How to Become a Film and Television Actor

Many aspiring actors dream of having a career in Hollywood, and with time, training, dedication, passion, and patience, that vision can become a reality. If you want to become a successful film or television actor, there are some deliberate steps you can take to start making your way down that path.

Learn How to Act

The best Hollywood actors understand that acting is a craft. Regardless of credentials, many of these seasoned performers continue to work with coaches and mentors to hone their craft because they know there is always room to grow. As an aspiring actor, you can take a cue and sign up for a wide variety of acting classes. Work with as many styles and different groups as possible—try it all. From Shakespeare to comedy, and improv to cinema vérité, the more you know, the more well-rounded and versatile you will be to take on any roles that come your way.

Go Where the Work Is

New York and Los Angeles are where most of the casting directors work, live, and cast many of the shows shot in the U.S. and Canada. Recently, however, Atlanta has emerged as one of the hotspots for film and television gigs, primarily fueled by the opening of Tyler Perry Studios—one of the largest film production studios in the U.S.

Georgia is also known for providing lucrative tax incentives for filmmakers, so many choose to cast their work in the state. Although you don't necessarily need to move to those cities, you stand the best chance of being cast in a role if you're there.

To help you find casting directors, and vice versa, an acting agency is the ideal conduit. Here are the top acting agencies that can help lead you to a career in film, TV, and commercials.

Commit Yourself

The best actors are those who are willing to invest their time and let themselves be 100% consumed by the role they are playing, both physically and emotionally. This sort of dedication can take its toll on relationships, however. It’s hard enough to maintain connections if you’re devoting all your time and energy to your passion; it's even harder if that passion requires you to shoot on location for months at a time and be on set for up to 20 hours a day.

Don't Burn Bridges

Getting ahead in Hollywood is all about developing relationships and sowing seeds. You should always strive to be personable because you never know who might be able to help you down the road. An assistant you worked with years ago, for instance, might become a casting director, film producer, or talent agent someday. You can bet they'll remember who was nice to them along the way. It's never a good idea to burn bridges.

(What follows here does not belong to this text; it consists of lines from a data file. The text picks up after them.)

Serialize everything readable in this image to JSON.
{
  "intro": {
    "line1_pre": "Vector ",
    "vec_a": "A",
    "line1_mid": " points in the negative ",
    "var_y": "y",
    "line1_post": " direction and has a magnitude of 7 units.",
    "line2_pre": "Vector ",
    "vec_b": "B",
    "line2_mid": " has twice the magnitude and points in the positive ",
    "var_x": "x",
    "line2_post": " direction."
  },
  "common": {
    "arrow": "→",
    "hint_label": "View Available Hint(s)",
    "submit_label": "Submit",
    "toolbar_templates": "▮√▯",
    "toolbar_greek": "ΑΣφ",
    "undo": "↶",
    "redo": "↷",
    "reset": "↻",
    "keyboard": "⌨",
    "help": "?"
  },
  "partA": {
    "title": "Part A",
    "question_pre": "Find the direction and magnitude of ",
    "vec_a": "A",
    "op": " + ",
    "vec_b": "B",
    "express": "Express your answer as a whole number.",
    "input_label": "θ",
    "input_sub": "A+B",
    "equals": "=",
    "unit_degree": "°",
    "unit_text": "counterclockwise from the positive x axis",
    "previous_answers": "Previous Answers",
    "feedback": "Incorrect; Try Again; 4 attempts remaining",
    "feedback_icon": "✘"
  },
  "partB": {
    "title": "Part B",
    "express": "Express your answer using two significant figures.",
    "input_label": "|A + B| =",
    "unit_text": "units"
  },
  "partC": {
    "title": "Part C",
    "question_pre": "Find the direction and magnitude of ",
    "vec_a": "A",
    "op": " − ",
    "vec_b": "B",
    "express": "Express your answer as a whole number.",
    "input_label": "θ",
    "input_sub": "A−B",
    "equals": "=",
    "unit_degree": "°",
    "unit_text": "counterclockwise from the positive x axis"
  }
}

Be Persistent

There is one general rule in Hollywood: Talent won't get you there, but persistence just might. Actors who are gritty and unrelenting likely have a better chance of success than the Juilliard-trained actor who waits in their apartment for an opportunity to come knocking. There is a lengthy list of actors who worked less-than-ideal day jobs until they got full time acting gigs.

It took Harrison Ford more than a decade working as a carpenter—which is how he recaptured the attention of George Lucas, who had previously cast him in "American Graffiti"—before he landed his breakthrough role as Han Solo in "Star Wars." John Hamm waited tables as he took on smaller parts and went on many auditions before he earned fame as Don Draper at "Mad Men."

Break Through Your Range

For years, Clint Eastwood epitomized the tough guy; Meg Ryan was the cutesy, girl next door; and Tom Hanks was the goofy, nice guy. These actors made their name playing specific roles because they found a niche that worked for them. Later, they were able to reach beyond their initial range. Finding your range is essential when you're getting your start. It shows casting directors what you’re capable of as an actor.

It's just as important to move beyond your initial range by continuing to learn new acting techniques. Doing improvisation can help extend your range. It is one of the few forms of acting where you have the absolute freedom to discover where your talent lies and where your repertoire could use some work.

Seek out as many acting opportunities as you can. From small plays to student films, you may be surprised how many seemingly insignificant opportunities can be catalysts to your entire career.

Have Patience

True overnight success stories in Hollywood are rare. It may seem like an actor or actress is entirely unknown one day and basking in the limelight the next, but the reality is that years of hard work and preparation earned them the accolades. Be patient—you never know when your break is going to come. At least three stars of "Orange Is the New Black" can attest to this notion:

  • Uzo Aduba, who plays Suzanne "Crazy Eyes" Warren
  • Datscha Polanco, who acts as Dayanara "Daya" Diaz
  • Diane Guerrero, who portrayed Maritza Ramos

All three actresses nearly gave up acting entirely before being cast in the award-winning series. Aduba was the closest to moving on. In the September 2016 issue of Essence, she related how she landed her role 45-minutes after deciding to stop acting. Meanwhile, Polanco kept working another full-time job during the filming of the first season, unsure of how things were going to pan out.

And then there's the story of Chrissy Metz, who plays the role of Kate Pearson in "This Is Us." Frustrated by fruitless efforts to land significant roles, she nearly moved back to Florida before getting cast in the critically acclaimed NBC series. Living on unemployment at the time, she famously had less than a dollar in her bank account. Her patience ended up paying off, and with enough persistence, yours can too.